The problem with 'fast' telephoto zooms, such as the typical 70-200mm f/2.8 lens favored by pros, is that they're big and heavy. Placing these on the front of a fairlyy small camera like the EOS Rebel SL3 / 250D or even the EOS 90D leads to a hefty imbalance. As a compromise, you could go for a lens like this, which is an f/stop slower but offers a constant f/4 throughout the zoom range. There's also all the bonuses that an "L-series" offers, including weather sealing and optical excellence. All of this in a package which is around half the weight of most 70-200mm f/2.8 zooms. On top of all that, sharpness and contrast are superb, while the ring-type ultrasonic autofocus system is super speedy.
Great-value option: Sigma 70-200mm f/2.8 EX DG OS HSM
A great bargain buy, the Sigma has the faster, often favored f/2.8 aperture rating and is a very good performer, although it lacks weather seals.
Despite the fact that this lens delivers a ridiculous long effective focal length of 960mm at its longest end of its zoom range when used with an APS-C format body, it's surprisingly not too much of a monster. Coming in at less than 2kg, it's the ideal option for wildlife photographers - indeed it's almost a kilogram lighter than Sigma's 150-600mm Sport lens. You get many of the same features as its bigger sibling, including dual, switchable autofocus modes, dual-mode stabilization and a dual-position autofocus range limiter. You also get the same zoom lock mechanism which lets you lock the lens at any marked (numbered) position. As for performance, that's great too with fantastic autofocus speeds, stabilisation and sharpness. Handling is also great, too.

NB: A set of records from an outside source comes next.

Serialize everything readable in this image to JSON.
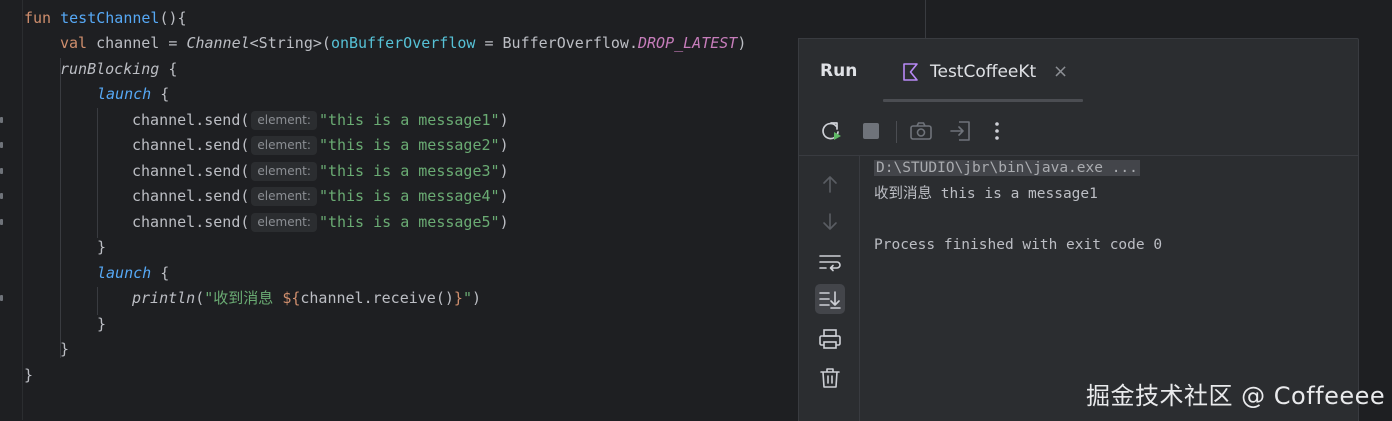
{
  "editor": {
    "code": {
      "l1": {
        "kw": "fun",
        "name": "testChannel",
        "rest": "(){"
      },
      "l2": {
        "kw": "val",
        "var": " channel = ",
        "type": "Channel",
        "generic": "<String>(",
        "param": "onBufferOverflow",
        "eq": " = ",
        "cls": "BufferOverflow.",
        "const": "DROP_LATEST",
        "close": ")"
      },
      "l3": {
        "fn": "runBlocking",
        "rest": " {"
      },
      "l4": {
        "fn": "launch",
        "rest": " {"
      },
      "send_prefix": "channel.send(",
      "hint": "element:",
      "sends": [
        "\"this is a message1\"",
        "\"this is a message2\"",
        "\"this is a message3\"",
        "\"this is a message4\"",
        "\"this is a message5\""
      ],
      "send_suffix": ")",
      "l10": "}",
      "l11": {
        "fn": "launch",
        "rest": " {"
      },
      "l12": {
        "fn": "println",
        "open": "(",
        "str": "\"收到消息 ",
        "tmpl_open": "${",
        "expr": "channel.receive()",
        "tmpl_close": "}",
        "str_end": "\"",
        "close": ")"
      },
      "l13": "}",
      "l14": "}",
      "l15": "}"
    }
  },
  "run": {
    "title": "Run",
    "tab_label": "TestCoffeeKt",
    "tab_close": "×",
    "console": [
      "D:\\STUDIO\\jbr\\bin\\java.exe ...",
      "收到消息 this is a message1",
      "",
      "Process finished with exit code 0"
    ],
    "icons": {
      "toolbar": [
        "rerun-icon",
        "stop-icon",
        "camera-icon",
        "exit-icon",
        "more-vertical-icon"
      ],
      "side": [
        "arrow-up-icon",
        "arrow-down-icon",
        "soft-wrap-icon",
        "scroll-to-end-icon",
        "print-icon",
        "trash-icon"
      ]
    },
    "colors": {
      "accent_kotlin": "#b889f6",
      "string": "#6aab73",
      "keyword": "#cf8e6d"
    }
  },
  "watermark": "掘金技术社区 @ Coffeeee"
}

Great-value option: Sigma 100-400mm f/5-6.3 DG OS HSM | C
The maximum focal length is comparatively modest but Sigma’s Contemporary class super-telephoto zoom is nicely compact and lightweight, making prolonged handheld shooting less of a strain.